The Sounding Board: WOEC Elections are Nigh!

In my headline I am referring to the two positions for Districts #2 and #5 on our Board of Directors at West Oregon Electric.  Nominations for these positions are being taken this month and the actual elections will take place at the WOEC annual meeting on Saturday, August 17th.   Important:  If voting by mail, please hold off doing so, at least through July; so, we can find worthy write-in candidates for these two positions.

Why is this so important?  Because it may turn out that replacing the entire Board of Directors might be the only way we can regain control of our electric co-op.

Unfortunately, it would take us over 3 years to elect a whole new Board.  So we must continue to try to get our current representatives to help us find a solution.  We can’t wait three years and I would prefer to not throw the baby out with the bath water.  This Board, even as presently constituted, is probably as capable as anyone we could find to replace them;  but they’ve gotten into some bad habits and simply refuse to acknowledge that our rates are unacceptable and that it’s their job to control them.   Rather than contrition all I’ve seen so far is denial and a measure of indignation. Read More

The Sounding Board: Uproar Happens

In my last article concerning WOEC, I made a factual mistake.  When discussing the WOEC annual audit. I stated that Robert VanNatta’s daughter worked for Kenneth Kuhns & Company which was incorrect.  She works for AKT, another accounting audit firm that was being considered.  It was my error. An apology is certainly in order.  I regret the mistake.  There was no intent to lie. AKT was being considered. Robert’s daughter works for AKT.  What I misunderstood was who worked where.  My objection was to the remarks actually made.

Nonetheless, there is actual good that has resulted.  Mr. VanNatta and I have opened an email dialogue.  He accepted my apology.  We have concurred on several constructive points: audits and their review are not easy; running a utility is complicated; outside criticism makes it more so. “Maybe”, as Robert has said “the concept of building bridges isn’t all bad.”  And I agree.   Read More

The Sounding Board: What’s Up With Electricity?

What’s happening with Pwr/1 and WOEC?  Or said another way, “ho hum…what’s new?”  Complaint or criticism repeats.  Answers roll back as if pre-recorded. Rates continue to increase.  Life goes on.  Nothing changes.  Or does it?

Sometimes, poetry helps.  I like to write it for brevity of expression. So, here it goes:

“Who’s knocking on my door?  Poverty-man!

Who’s that with him?  Inflation-kid!

Who’s standing behind them?  Oh, that’s cold North Wind!

Why are they knocking on my door?  You have not paid your electric bill!”

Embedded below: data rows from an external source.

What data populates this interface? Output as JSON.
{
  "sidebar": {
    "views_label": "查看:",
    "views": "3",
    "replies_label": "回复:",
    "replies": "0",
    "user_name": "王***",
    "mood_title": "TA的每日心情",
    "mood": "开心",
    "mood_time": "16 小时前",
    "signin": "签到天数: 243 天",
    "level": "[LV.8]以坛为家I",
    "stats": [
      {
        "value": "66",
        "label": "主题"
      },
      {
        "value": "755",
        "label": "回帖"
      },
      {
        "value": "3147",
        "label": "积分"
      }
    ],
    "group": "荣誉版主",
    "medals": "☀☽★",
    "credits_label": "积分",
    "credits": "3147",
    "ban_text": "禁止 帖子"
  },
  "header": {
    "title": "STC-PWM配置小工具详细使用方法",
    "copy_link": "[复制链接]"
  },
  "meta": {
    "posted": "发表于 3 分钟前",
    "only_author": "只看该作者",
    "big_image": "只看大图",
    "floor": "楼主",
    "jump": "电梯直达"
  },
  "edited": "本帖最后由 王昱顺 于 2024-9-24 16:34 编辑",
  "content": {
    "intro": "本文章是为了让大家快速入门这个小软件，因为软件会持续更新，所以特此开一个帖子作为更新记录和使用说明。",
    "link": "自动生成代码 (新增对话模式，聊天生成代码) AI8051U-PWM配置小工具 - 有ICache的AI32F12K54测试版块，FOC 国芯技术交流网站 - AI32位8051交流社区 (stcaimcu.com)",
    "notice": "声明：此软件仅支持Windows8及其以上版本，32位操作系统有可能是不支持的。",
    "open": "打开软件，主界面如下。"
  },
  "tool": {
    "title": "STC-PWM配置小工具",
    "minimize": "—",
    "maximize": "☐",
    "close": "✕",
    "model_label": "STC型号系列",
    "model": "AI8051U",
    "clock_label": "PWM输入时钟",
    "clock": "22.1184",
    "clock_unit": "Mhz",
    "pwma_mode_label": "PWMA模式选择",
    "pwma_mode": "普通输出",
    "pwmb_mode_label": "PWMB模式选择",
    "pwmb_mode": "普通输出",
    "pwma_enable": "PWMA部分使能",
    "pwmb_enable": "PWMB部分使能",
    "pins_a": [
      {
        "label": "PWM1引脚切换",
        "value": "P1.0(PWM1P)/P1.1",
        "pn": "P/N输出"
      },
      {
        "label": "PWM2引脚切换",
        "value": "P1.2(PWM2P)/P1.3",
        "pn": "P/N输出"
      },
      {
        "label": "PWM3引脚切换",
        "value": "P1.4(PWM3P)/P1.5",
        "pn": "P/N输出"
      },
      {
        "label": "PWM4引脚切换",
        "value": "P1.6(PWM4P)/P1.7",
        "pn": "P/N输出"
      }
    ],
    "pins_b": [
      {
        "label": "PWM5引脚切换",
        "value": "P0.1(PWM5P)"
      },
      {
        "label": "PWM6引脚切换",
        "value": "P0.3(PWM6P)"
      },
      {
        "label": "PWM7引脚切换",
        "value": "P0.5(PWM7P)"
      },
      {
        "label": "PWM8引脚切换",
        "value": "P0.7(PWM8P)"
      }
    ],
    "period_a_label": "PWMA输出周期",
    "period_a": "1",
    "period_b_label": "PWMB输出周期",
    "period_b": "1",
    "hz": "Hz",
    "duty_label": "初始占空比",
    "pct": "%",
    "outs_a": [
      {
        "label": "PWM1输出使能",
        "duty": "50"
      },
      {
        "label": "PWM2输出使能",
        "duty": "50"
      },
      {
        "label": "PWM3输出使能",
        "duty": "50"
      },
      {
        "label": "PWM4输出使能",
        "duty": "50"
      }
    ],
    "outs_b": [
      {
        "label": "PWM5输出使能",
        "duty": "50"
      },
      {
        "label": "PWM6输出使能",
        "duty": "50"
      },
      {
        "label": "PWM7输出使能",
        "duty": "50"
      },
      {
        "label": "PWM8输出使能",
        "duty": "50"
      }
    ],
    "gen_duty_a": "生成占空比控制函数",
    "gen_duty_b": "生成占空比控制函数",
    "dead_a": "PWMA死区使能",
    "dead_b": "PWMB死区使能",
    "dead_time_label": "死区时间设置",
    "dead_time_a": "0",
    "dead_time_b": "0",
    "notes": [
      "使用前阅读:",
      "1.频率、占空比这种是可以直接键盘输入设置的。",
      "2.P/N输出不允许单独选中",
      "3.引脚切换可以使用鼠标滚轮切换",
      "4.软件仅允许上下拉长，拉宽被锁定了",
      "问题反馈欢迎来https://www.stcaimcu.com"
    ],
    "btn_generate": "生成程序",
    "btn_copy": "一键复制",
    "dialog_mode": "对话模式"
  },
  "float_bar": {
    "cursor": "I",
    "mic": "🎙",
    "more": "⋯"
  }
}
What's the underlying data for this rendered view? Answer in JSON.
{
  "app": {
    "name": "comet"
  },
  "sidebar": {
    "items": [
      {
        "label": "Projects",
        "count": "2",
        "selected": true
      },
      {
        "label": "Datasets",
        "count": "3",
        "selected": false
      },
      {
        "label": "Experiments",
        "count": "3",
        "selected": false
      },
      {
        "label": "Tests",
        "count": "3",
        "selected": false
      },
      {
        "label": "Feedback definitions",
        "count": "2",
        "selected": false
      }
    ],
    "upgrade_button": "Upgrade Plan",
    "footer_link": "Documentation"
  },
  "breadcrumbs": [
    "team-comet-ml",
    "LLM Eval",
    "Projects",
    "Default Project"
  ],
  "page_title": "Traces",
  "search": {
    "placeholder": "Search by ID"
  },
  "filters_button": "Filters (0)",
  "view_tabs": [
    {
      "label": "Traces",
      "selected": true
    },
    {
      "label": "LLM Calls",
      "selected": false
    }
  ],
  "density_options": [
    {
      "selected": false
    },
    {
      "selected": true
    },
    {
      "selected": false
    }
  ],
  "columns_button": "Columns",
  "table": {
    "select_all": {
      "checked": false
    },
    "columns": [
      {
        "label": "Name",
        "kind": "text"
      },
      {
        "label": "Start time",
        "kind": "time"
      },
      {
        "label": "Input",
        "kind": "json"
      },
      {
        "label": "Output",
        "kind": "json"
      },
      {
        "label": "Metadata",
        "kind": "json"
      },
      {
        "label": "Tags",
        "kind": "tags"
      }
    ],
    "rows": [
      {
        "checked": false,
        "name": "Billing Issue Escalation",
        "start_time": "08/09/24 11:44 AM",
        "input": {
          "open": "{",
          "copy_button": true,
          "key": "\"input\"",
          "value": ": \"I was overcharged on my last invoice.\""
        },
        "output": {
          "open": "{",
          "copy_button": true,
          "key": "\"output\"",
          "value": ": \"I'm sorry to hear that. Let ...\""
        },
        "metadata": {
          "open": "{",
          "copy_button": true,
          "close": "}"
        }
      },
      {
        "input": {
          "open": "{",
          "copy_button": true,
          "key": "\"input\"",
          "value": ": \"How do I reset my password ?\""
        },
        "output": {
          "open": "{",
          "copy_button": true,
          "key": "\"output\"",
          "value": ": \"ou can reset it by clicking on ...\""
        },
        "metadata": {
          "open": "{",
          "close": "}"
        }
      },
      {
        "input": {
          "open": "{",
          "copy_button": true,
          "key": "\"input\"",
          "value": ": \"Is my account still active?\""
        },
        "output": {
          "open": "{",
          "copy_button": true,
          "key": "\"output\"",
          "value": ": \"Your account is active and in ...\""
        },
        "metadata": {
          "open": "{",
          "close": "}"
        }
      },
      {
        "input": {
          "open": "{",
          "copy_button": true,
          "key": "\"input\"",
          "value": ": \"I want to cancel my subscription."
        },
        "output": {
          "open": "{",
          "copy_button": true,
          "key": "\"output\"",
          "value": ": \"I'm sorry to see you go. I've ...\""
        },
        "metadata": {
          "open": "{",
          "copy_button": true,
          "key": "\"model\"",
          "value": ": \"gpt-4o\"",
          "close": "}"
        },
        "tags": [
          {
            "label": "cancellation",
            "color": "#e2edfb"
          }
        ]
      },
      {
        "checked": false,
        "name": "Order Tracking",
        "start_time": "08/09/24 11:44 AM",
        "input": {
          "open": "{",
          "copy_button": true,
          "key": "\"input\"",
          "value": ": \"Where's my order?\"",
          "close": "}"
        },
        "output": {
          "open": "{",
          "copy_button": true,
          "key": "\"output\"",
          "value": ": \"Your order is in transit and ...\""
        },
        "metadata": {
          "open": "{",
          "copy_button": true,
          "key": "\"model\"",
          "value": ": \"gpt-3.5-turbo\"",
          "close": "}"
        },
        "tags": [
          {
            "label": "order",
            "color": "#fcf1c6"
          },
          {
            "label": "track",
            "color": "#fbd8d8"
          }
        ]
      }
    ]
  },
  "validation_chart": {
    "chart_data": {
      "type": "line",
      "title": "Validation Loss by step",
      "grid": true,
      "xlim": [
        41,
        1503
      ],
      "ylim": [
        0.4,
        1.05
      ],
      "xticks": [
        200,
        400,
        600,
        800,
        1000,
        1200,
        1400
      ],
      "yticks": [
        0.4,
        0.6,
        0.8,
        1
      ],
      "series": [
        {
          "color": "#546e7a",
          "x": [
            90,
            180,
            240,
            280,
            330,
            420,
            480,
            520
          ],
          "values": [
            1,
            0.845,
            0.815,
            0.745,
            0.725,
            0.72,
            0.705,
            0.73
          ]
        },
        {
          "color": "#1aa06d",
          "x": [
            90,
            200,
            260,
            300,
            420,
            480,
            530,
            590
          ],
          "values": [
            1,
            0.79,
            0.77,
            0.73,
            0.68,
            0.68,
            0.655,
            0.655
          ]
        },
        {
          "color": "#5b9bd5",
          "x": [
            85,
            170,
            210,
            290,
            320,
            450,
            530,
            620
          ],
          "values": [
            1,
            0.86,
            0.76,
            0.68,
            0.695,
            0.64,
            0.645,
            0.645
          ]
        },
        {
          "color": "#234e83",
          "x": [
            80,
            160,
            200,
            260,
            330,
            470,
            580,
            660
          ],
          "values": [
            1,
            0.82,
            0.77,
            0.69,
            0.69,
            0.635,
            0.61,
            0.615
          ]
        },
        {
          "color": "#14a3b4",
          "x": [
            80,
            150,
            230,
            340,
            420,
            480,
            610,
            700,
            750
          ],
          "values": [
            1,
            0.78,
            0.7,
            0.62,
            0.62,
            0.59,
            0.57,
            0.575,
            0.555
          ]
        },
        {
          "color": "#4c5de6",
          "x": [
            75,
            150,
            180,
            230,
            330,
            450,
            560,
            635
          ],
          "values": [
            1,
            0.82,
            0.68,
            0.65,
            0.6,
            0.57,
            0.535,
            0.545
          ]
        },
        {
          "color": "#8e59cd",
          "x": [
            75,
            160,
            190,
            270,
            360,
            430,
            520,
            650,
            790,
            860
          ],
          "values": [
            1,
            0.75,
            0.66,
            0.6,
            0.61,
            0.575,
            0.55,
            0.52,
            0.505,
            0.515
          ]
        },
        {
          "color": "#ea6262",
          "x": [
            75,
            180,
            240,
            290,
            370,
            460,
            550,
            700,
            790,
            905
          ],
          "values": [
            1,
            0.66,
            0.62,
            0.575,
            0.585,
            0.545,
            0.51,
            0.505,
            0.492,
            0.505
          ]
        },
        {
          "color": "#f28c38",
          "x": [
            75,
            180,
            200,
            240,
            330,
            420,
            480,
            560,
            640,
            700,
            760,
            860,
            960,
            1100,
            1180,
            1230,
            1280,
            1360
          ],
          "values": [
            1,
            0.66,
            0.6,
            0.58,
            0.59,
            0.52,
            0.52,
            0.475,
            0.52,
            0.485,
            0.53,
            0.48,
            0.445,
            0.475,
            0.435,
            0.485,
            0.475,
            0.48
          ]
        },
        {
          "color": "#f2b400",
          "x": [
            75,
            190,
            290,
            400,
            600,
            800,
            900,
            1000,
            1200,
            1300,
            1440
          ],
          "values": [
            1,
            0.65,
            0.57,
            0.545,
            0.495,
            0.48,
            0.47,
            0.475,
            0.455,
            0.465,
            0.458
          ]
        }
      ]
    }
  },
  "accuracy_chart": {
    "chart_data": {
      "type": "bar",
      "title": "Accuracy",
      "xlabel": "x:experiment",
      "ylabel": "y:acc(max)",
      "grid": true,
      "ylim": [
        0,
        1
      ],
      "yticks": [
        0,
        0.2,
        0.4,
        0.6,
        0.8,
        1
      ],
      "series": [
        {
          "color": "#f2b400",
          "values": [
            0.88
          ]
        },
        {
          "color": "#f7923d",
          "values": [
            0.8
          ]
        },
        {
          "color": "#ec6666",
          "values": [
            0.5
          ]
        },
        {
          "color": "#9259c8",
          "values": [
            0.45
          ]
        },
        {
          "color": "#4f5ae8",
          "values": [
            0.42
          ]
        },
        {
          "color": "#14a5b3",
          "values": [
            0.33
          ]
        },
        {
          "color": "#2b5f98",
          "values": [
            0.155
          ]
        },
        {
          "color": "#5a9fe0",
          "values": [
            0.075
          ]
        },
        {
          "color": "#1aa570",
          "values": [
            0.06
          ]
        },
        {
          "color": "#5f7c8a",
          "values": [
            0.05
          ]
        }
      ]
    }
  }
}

How many of us, young or old, are financially stressed in a collapsed economy?  How many of us are older, retired and have only social security income?  How many of us are a sneeze away from disaster only to watch wide-eyed as our food prices, fuel prices, medical bills, retail prices and electricity bills skyrocket to the moon?!  What happens if your electricity is turned off?  What if you have to choose between warmth or freezing temperatures?  Gasoline or isolation?  Food or  medicine?  Staying in business or leaving town?  How many of us have had these experiences?  Pwr/1 would like to hear your stories.  Contact  or write us c/o this paper.  Our blog spot is:  Or call Jack Phillips (503) 429-8089; or Sally Harrison (503) 429-8425; or Nick Galaday (503) 429-8910 Read More

The Sounding Board: Are We Paying Too Much for Our Electrical Service?

This year we are paying WOEC 2.42 times as much to bring us our electricity than did the average Oregon electric co-op member in 2011!  Some of us have gathered together to try to do something about it.  When we combine our very high cost of electricity with our similarly high cost of sewer and water, our combined utility costs make living in Vernonia financially quite unattractive.  It’s easy to see why the value of our homes continues to fall while the housing market is making somewhat of a comeback elsewhere.  We absolutely must do something about our high utility costs if we expect Vernonia to grow and attract new investment. Read More